Did the premise for any of your novels arrive in a spark of inspiration? Any stories behind the stories?
Yes, the premise for my first novel, I Was Amelia Earhart, came when I read an article in the paper saying someone had thought he'd found a piece of her plane. The article mentioned that she'd had a navigator, which I'd never known. The idea of Earhart and navigator flying and crashing together immediately got me thinking and sparked my imagination.
My second book, Innocence, actually began as a horror script. Before Amelia was published I was asked to write a horror story about a teenage girl. I worked on it after the publication of Amelia, which was a thrilling success but also a very unexpected and a somewhat traumatic introduction into the world of commerce for me, so I poured a lot of my feeling about that into the writing of what was for me a very metaphorical vampire story.
The story behind the stories of my most recent novel, American Music, is that I had two ideas that wove together. The first was when I heard that there was a secret formula for making cymbals, centuries old but still used today. That got my imagination going on many levels -- I imagined someone fruitlessly searching for the secret to making symbols (I liked the pun/double meaning). In the end, the novel really did become about that, about symbol making and storytelling and their inextricable relationship to love.
The second spark of inspiration came from an anecdote someone told me about a man who would never lie on his back. I instantly imagine a soldier, and starting weaving a story about his secret, his reason.
As you just mentioned, the protagonist of Innocence, Becket, is a young teenager. What were you like when you were Becket's age?

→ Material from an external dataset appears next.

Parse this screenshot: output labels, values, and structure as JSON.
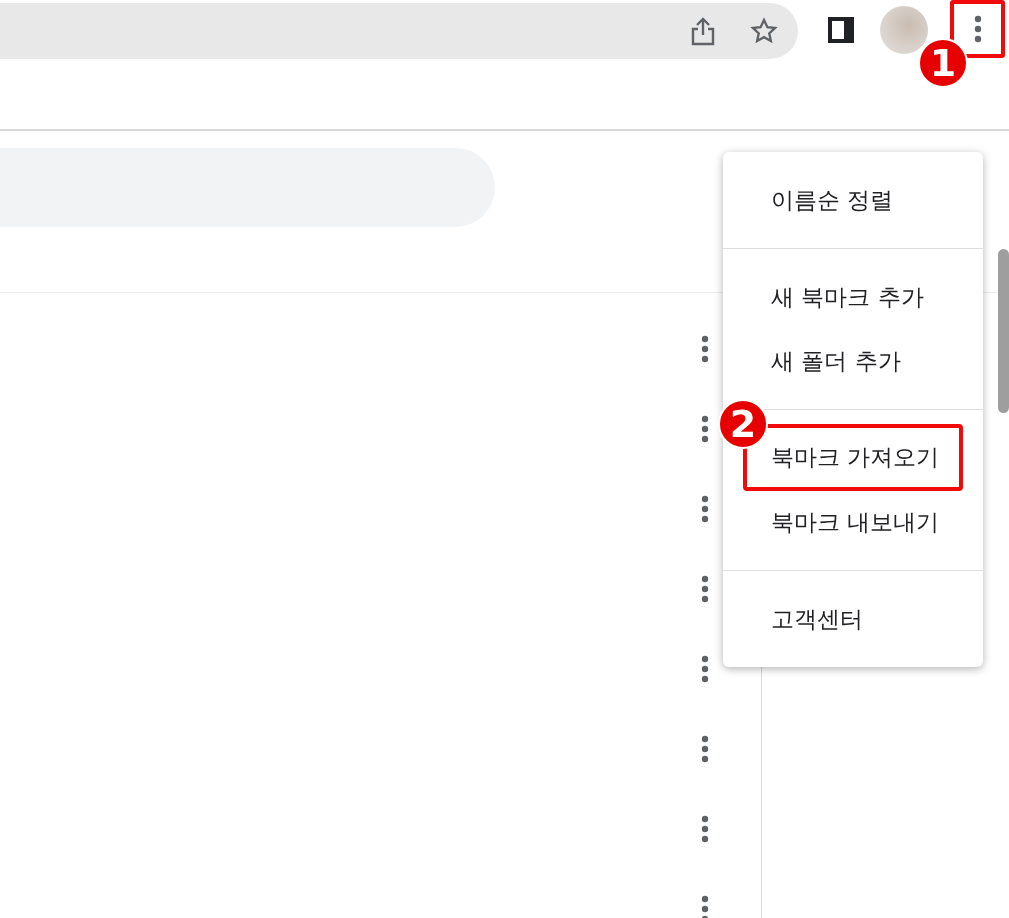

When I was Becket's age I was similar to her in that I was living in the somewhat psychotic world of adolescence, where things are changing so quickly and the brain is evolving so much that the relationship between fantasy and reality can be, or appear to be skewed. But I was Becket's age in an earlier time, and what I was trying to convey with her story was, in part, the difficulty of being her age now, when popular, consumer culture is more than ever feeding off the minds and wallets of teenagers, like a vampire.
Your writing style has been described as lyrical. Do you find your narrative voice wholly different from your daily voice, or do you write how you naturally speak or think?
I don't speak the way I write, as you can perhaps tell from these replies. I think I would drive people crazy if I spoke in the way I write! But I probably do write the way I think. It's an interesting question. In my writing I am trying to get at the rhythms I hear in my head and the intensely visual way I experience the world, while attempting to achieve a level of abstraction that doesn't interfere with the story. For me, the book is a lot about the experience of reading and writing the book, the simultaneous experience of losing yourself in a story while still being conscious of the storytelling. I am always trying to combine opposites and create startling juxtapositions that are beautiful and interesting, and this applies to ideas, stories, images, language.
To learn more about Jane Mendelsohn and her works, visit her website.
Radar Recommendations: Innocence by Jane Mendelsohn